*WHAT YOU SHOULD DO:* Although the records contain pictures, only their text should be repeated, exactly as it stands.

Website and app data records
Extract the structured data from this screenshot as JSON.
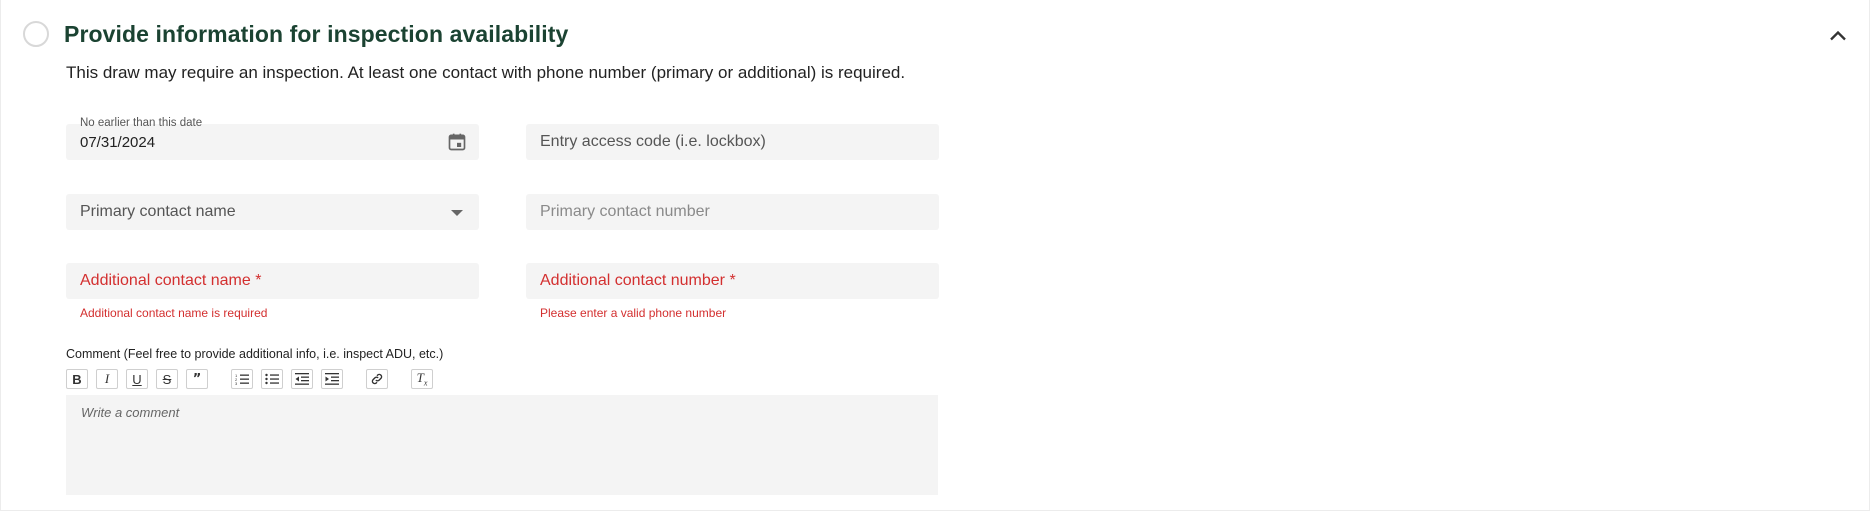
{
  "section": {
    "title": "Provide information for inspection availability",
    "description": "This draw may require an inspection. At least one contact with phone number (primary or additional) is required."
  },
  "fields": {
    "date": {
      "label": "No earlier than this date",
      "value": "07/31/2024"
    },
    "access_code": {
      "placeholder": "Entry access code (i.e. lockbox)"
    },
    "primary_name": {
      "placeholder": "Primary contact name"
    },
    "primary_number": {
      "placeholder": "Primary contact number"
    },
    "additional_name": {
      "placeholder": "Additional contact name *",
      "error": "Additional contact name is required"
    },
    "additional_number": {
      "placeholder": "Additional contact number *",
      "error": "Please enter a valid phone number"
    }
  },
  "comment": {
    "label": "Comment (Feel free to provide additional info, i.e. inspect ADU, etc.)",
    "placeholder": "Write a comment",
    "toolbar": [
      "bold-icon",
      "italic-icon",
      "underline-icon",
      "strikethrough-icon",
      "quote-icon",
      "ordered-list-icon",
      "bullet-list-icon",
      "outdent-icon",
      "indent-icon",
      "link-icon",
      "clear-format-icon"
    ]
  },
  "colors": {
    "title": "#1b4332",
    "error": "#d32f2f",
    "field_bg": "#f4f4f4"
  }
}
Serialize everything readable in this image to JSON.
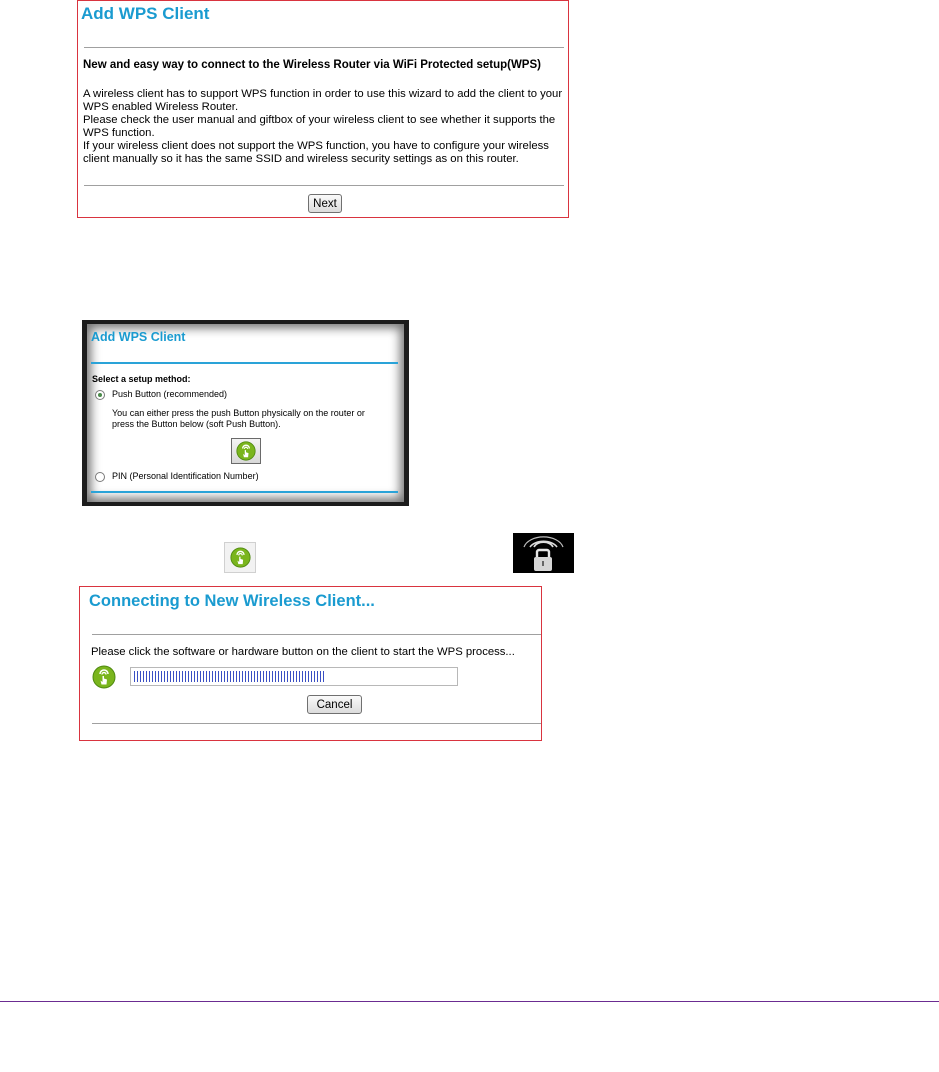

*WRITTEN ANSWER:*
Extract the structured data from this screenshot as JSON.
{
  "section": {
    "title": "Provide information for inspection availability",
    "description": "This draw may require an inspection. At least one contact with phone number (primary or additional) is required."
  },
  "fields": {
    "date": {
      "label": "No earlier than this date",
      "value": "07/31/2024"
    },
    "access_code": {
      "placeholder": "Entry access code (i.e. lockbox)"
    },
    "primary_name": {
      "placeholder": "Primary contact name"
    },
    "primary_number": {
      "placeholder": "Primary contact number"
    },
    "additional_name": {
      "placeholder": "Additional contact name *",
      "error": "Additional contact name is required"
    },
    "additional_number": {
      "placeholder": "Additional contact number *",
      "error": "Please enter a valid phone number"
    }
  },
  "comment": {
    "label": "Comment (Feel free to provide additional info, i.e. inspect ADU, etc.)",
    "placeholder": "Write a comment",
    "toolbar": [
      "bold-icon",
      "italic-icon",
      "underline-icon",
      "strikethrough-icon",
      "quote-icon",
      "ordered-list-icon",
      "bullet-list-icon",
      "outdent-icon",
      "indent-icon",
      "link-icon",
      "clear-format-icon"
    ]
  },
  "colors": {
    "title": "#1b4332",
    "error": "#d32f2f",
    "field_bg": "#f4f4f4"
  }
}
Serialize everything readable in this image to JSON.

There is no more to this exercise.